══ Information given

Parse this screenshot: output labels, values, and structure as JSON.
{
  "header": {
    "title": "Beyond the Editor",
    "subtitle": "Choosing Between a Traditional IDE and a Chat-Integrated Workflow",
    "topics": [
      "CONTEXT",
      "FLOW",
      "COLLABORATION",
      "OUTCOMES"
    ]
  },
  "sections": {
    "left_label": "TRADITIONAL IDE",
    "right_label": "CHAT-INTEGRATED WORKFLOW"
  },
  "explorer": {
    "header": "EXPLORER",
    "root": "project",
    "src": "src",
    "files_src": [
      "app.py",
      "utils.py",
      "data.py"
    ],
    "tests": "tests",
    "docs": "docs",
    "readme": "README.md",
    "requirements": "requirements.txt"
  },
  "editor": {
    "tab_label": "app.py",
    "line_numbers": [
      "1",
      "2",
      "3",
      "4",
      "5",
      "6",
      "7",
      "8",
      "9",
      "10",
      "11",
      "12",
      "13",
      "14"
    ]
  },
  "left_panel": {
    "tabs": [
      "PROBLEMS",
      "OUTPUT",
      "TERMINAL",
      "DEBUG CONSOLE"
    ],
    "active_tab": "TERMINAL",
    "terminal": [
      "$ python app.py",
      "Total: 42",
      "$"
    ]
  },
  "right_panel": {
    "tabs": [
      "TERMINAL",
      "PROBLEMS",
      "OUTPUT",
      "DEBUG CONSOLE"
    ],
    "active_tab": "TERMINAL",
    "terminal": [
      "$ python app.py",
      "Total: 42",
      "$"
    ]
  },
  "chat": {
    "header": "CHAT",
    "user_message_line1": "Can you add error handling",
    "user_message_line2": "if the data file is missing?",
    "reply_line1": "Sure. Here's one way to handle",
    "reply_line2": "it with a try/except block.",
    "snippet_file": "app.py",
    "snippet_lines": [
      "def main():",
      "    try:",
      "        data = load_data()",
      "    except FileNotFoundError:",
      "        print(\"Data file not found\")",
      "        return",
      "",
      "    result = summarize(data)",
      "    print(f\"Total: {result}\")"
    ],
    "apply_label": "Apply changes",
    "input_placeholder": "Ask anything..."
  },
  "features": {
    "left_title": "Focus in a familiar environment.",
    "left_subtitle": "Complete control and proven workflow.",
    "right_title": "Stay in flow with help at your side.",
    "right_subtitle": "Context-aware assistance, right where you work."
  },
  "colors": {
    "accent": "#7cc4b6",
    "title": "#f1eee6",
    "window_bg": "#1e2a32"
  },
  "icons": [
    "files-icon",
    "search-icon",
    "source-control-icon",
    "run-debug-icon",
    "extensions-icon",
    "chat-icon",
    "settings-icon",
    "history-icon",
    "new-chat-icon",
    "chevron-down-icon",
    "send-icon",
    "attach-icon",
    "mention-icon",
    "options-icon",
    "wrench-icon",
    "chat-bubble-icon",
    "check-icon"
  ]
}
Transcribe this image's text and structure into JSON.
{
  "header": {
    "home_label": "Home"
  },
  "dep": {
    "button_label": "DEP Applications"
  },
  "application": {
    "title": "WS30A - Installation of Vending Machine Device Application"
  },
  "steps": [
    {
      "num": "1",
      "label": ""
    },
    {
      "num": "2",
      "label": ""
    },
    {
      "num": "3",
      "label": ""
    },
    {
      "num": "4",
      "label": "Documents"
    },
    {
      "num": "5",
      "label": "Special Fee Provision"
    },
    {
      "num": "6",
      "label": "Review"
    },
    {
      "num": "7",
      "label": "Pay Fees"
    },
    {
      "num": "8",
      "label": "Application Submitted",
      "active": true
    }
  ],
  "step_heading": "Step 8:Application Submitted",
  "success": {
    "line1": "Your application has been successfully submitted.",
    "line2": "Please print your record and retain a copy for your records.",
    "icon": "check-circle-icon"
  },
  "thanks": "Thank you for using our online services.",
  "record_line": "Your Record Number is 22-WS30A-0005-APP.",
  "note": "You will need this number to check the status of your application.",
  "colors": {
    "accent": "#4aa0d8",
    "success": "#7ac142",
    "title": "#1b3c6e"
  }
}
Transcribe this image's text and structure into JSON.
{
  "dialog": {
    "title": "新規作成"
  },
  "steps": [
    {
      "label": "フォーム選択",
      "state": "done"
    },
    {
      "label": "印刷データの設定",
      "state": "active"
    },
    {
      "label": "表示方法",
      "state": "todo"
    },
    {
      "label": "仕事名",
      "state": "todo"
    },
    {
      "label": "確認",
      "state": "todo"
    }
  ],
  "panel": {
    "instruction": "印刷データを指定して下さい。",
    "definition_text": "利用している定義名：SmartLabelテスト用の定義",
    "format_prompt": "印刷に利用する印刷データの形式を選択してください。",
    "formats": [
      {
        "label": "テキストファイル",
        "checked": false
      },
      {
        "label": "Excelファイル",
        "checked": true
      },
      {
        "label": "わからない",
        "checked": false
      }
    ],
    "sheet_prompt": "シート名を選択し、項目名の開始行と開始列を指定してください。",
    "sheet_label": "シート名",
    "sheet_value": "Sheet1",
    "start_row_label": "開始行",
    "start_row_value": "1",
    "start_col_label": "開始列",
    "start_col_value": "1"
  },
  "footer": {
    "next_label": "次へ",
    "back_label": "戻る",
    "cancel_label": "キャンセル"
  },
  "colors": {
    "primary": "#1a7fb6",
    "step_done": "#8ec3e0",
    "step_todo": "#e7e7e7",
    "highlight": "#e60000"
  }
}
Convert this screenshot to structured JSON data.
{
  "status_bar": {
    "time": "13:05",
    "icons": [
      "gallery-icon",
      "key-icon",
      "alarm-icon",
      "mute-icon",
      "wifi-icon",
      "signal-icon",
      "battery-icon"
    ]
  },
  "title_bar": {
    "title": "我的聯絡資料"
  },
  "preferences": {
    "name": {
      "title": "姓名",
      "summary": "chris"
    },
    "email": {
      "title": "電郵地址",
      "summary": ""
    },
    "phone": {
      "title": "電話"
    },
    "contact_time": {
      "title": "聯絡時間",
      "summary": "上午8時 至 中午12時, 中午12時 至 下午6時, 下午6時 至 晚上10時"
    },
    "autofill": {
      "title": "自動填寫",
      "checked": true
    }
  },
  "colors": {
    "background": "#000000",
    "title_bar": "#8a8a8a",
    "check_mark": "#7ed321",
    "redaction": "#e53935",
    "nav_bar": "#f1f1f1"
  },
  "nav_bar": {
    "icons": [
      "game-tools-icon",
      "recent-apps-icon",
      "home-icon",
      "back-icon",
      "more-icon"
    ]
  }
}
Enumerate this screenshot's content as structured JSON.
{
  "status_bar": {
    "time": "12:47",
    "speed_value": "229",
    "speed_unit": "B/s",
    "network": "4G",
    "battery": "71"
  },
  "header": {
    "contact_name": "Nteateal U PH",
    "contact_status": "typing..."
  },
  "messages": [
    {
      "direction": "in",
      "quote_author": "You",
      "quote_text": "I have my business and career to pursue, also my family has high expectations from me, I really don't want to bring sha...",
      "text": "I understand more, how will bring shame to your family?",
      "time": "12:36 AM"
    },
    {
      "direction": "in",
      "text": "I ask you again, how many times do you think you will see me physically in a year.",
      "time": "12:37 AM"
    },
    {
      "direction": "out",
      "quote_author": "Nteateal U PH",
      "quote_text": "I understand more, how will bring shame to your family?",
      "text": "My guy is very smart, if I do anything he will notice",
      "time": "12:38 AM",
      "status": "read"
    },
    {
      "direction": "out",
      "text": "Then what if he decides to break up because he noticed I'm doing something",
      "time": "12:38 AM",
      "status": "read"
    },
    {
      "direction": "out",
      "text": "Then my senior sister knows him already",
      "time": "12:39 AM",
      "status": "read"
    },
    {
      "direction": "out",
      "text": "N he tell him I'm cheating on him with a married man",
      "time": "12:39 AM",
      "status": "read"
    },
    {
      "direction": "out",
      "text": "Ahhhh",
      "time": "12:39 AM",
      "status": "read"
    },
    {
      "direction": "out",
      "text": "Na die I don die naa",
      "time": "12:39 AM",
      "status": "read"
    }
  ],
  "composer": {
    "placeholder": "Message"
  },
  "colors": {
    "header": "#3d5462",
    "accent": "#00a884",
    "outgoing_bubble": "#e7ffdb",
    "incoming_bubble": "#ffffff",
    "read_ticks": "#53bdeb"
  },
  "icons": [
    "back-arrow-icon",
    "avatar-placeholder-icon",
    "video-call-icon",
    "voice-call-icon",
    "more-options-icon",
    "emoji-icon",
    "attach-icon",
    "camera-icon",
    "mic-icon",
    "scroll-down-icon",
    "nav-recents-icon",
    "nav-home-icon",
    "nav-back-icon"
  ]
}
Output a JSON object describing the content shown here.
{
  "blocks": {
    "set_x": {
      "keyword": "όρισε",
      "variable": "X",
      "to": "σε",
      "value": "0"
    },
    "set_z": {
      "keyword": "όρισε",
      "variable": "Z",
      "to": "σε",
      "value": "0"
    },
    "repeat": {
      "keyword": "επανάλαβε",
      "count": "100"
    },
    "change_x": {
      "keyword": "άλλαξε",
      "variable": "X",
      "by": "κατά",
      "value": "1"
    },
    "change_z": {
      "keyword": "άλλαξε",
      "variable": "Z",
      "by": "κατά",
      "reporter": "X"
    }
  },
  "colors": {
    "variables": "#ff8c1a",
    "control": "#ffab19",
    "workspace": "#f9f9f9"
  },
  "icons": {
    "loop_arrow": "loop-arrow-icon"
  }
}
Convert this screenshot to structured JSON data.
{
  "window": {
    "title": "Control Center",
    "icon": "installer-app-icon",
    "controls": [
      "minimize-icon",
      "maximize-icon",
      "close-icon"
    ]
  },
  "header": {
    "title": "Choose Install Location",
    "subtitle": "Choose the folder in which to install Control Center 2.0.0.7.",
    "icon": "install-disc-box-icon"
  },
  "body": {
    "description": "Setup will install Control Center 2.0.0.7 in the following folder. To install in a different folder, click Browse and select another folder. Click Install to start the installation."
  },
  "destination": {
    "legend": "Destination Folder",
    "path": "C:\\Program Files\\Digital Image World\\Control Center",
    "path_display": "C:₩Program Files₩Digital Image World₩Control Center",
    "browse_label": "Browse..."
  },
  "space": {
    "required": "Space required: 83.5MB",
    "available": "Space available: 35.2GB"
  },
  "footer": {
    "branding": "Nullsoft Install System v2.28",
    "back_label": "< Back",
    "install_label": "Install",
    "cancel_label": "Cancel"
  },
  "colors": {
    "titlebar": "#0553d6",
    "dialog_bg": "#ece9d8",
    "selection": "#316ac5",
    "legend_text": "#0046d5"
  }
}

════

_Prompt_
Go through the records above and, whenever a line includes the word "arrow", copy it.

_Solution to this exercise_
    "back-arrow-icon",
    "loop_arrow": "loop-arrow-icon"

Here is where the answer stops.